College is a time to get out there, meet new people, form relationships and experience new things. You always hear “get involved,” but what does that truly mean and how do you do it? This idea is also known as networking and at NKU, helping students network is the main goal of the University Connect and Persist Office.
UCAP is not a program, but a department promoting networking and helping students create successful networks on campus.
“We’re very invested in promoting proactive connections,” said Peg Adams, UCAP director.
UCAP does more than just bring students to their office and teach them how to build a network; they look for opportunities to work closely with various campus programs to teach them how to assist students in building successful connections and networks.
Most students network without even being aware of it; simply befriending people you know in class connects you, through degrees of separation, to people who could be potentially helpful. UCAP wants to promote the idea of connecting with more faculty, staff and fellow students who can assist you.
“We’re always backing other programs to make them shine more efficiently,” said Ashley McDaniels, who works in the UCAP office.
UCAP works with campus organizations to get students more involved and out of a daily routine of going to class and spending the rest of their time holed up in their dorms.
“A lot of students think ‘I don’t need to know people, I already have friends,’” said Tori House, who works in the UCAP office.
However this isn’t the case; students need to build strong networks and connections now, before they run into problems. Adams said many students have problems but don’t know who to go to for help. UCAP’s goal is to make sure students have a network built that they can rely on for assistance before they incur any problems.

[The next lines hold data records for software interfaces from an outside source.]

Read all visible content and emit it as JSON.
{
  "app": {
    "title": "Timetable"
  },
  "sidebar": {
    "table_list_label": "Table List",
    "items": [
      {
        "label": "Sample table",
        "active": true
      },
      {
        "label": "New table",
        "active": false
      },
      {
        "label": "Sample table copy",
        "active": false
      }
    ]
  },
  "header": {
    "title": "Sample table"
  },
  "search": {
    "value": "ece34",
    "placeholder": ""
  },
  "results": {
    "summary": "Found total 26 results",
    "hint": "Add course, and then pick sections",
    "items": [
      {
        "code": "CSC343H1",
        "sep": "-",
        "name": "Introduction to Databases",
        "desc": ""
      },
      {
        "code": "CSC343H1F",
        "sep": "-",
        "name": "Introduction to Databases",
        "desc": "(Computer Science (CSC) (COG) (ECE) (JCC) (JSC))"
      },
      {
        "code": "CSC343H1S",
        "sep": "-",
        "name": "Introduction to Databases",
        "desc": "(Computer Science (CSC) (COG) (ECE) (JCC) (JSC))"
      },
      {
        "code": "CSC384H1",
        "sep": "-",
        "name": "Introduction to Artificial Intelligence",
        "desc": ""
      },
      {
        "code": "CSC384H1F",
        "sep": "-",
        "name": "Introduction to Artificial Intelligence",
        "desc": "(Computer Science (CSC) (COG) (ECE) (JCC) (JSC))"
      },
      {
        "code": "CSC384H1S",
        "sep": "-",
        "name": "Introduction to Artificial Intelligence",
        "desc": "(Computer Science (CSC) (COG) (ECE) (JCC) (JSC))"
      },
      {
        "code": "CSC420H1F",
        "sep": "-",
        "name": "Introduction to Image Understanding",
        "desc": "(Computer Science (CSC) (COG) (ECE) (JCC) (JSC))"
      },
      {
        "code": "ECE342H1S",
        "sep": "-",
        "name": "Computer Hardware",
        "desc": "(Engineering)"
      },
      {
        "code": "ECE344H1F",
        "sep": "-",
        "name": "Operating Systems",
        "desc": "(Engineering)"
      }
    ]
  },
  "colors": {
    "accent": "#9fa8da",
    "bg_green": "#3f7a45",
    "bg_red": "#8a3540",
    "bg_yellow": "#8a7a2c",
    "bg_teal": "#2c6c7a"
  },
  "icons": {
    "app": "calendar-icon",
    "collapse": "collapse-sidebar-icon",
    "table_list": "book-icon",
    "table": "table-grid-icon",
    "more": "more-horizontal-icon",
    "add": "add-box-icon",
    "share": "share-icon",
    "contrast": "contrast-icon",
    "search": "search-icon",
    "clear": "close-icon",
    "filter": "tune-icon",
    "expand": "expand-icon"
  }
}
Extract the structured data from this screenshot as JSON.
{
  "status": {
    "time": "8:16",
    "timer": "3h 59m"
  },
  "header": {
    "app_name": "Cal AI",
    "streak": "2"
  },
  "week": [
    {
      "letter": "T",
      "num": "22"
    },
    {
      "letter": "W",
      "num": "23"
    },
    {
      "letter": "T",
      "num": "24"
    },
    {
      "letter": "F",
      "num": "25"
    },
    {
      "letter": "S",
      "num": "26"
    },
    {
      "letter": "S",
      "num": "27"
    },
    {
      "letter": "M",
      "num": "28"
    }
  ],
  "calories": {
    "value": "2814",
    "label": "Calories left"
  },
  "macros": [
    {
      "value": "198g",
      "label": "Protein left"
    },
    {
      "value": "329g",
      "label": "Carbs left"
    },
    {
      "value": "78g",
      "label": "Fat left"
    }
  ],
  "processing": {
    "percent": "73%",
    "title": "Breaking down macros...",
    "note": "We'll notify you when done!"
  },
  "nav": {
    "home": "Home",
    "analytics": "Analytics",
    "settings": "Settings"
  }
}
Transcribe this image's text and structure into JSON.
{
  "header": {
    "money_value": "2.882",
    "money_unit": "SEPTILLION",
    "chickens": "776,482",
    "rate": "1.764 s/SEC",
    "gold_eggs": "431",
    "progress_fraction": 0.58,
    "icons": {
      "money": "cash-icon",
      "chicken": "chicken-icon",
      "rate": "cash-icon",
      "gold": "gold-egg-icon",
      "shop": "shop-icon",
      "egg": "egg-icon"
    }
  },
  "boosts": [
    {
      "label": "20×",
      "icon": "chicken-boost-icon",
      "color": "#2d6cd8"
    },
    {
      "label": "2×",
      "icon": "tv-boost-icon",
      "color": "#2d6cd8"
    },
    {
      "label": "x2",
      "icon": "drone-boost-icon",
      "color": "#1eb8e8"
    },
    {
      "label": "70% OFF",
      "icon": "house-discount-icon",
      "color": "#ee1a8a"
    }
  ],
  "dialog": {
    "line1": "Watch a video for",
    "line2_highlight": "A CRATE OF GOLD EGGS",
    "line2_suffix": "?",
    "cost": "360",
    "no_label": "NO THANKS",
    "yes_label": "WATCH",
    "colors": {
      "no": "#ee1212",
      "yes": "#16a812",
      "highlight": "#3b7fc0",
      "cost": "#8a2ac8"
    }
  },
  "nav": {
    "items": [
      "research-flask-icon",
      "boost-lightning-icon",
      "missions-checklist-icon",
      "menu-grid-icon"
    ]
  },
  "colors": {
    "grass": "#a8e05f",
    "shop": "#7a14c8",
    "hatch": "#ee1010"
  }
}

Building connections now can help after college. Building a network now gives you the ability to get recommendations from a variety of faculty and staff; you can even be a connection to other students yourself. It’s also extremely beneficial to commuters or students that feel disconnected, simply knowing more people around campus gives you a sense of connection and community.
“You feel like you’re a part of the experience,” McDaniels said.
UCAP also sets up booths at career fairs, holds a presentation at freshman orientation, builds curriculum for UNV 101 courses and holds workshops and mixers on networking. They intend to make UCAP accessible to all students in creative ways.
“We make it user friendly,” said Caitlin Drouillard, graduate assistant.
One way they’re working to make it user friendly is through their various social media sites, including Youtube, Tumblr, Pinterest, Twitter and Facebook.
Their social media connections recently reached to an RA, who used their clothing ideas on professional outfits from the Pinterest page to decorate hallway boards. This act was an example of how important networking is and how it can reach individuals.
Networking isn’t just about students, UCAP hopes to connect faculty and staff as well. Often, two professors may be working with a student and not be aware of one another. To solve this problem UCAP is in the early stages of developing a technology called MAP-Works, which will make communication between faculty, staff and students more effective. The technology will be extremely beneficial to help students further their networks.
Drouillard, House and McDaniels have all had excellent experiences with UCAP, making each of them think on an individual and personalized level to create their own path of networks.
The “Keep Calm” Campaign is one of their initiatives. It consists of three ideas: activate your network, create your network and expand your network. Posters and bookmarks have been placed around campus before, and will return again this month. Each one will feature various tips on developing and maintaining successful networks; you can even take these tips with you by tearing the informational strips off the posters.
All in all, networking is about being open and putting yourself out there. You need to be willing to take advantage of everything out there to connect with your professors and classmates. An easy example of networking that Adams offered was simply taking the action to go professors’ office hours.
Adams stressed that no faculty is superior to the others when it comes to student assistance, it’s on a personal level of who can help you best and who you can make a connection with.
“UCAP’s focus is helping the students and campus make connections and realize the importance of these connections,” Adams said. “Our dream would be that every student has a network.”
UCAP is interested in collaborating with students, staff and faculty. Please contact UCAP if you would like support with current projects or programs, ideas for new projects or networking materials. Feel free to stop by the UCAP office in UC 330, visit the website at www.ucap.edu and call (859) 572-7703.